Accurate Census can ensure ‘fair share’ of federal dollars
Stakeholders agree, the importance of a complete count for the census is crucial to the future of the Navajo Nation.
Because the population calculated in the census determines two things – money and power, says Arbin Mitchell, Census Bureau tribal partnership specialist who is heading up the Navajo Nation 2020 Census count.
Money, in terms of federal funding to be distributed for schools, roads, health facilities, economic development, emergency and social services, to name a few, and power, in terms of government representation, are all tied to the census count.
Delegate Edison Wauneka said that the estimated per capita allocation for every Navajo counted in the census is $4,000, so every person not counted has a quantifiable, direct negative impact.
“If only 10 people don’t get counted, that’s $40,000 that we lose,” he said. “If it’s 100, that’s $400,000.”
In other words, census results will influence many things in your community and a lot is at stake, such as how billions of dollars in federal funds are allocated to state and local governments, and how many seats in Congress the states will have.
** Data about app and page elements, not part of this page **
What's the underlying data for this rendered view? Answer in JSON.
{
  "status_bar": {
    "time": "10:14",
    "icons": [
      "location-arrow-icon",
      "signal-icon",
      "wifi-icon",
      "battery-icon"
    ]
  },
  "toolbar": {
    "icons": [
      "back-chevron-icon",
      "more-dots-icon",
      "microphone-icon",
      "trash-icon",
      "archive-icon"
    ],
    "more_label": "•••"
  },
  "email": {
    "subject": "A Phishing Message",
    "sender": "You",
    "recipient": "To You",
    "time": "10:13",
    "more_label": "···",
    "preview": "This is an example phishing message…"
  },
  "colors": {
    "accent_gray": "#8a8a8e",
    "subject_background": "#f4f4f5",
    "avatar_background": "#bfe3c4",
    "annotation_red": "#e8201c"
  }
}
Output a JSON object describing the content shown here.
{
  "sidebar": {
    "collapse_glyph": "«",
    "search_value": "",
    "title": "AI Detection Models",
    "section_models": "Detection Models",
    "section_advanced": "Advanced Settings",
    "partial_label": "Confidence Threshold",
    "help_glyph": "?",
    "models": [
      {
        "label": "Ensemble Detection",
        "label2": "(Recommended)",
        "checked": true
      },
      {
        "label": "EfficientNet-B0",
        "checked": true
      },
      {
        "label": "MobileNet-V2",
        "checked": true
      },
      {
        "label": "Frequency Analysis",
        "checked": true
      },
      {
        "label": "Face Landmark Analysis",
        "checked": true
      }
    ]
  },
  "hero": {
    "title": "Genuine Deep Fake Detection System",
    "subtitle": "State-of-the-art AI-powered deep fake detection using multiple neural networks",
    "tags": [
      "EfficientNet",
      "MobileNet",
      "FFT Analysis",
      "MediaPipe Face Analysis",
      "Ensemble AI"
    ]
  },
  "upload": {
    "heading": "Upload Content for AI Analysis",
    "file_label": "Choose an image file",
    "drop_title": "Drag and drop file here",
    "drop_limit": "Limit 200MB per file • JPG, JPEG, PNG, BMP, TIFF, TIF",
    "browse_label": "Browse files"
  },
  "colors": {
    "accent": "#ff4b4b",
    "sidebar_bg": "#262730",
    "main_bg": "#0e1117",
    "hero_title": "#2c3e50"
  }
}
“As Navajo, as big as we are, it’s very important that we count everybody,” said Mitchell. “$675 billion dollars are given out by the federal government each year and congressional districts are drawn up based on population. We need to get our fair share and equal representation.”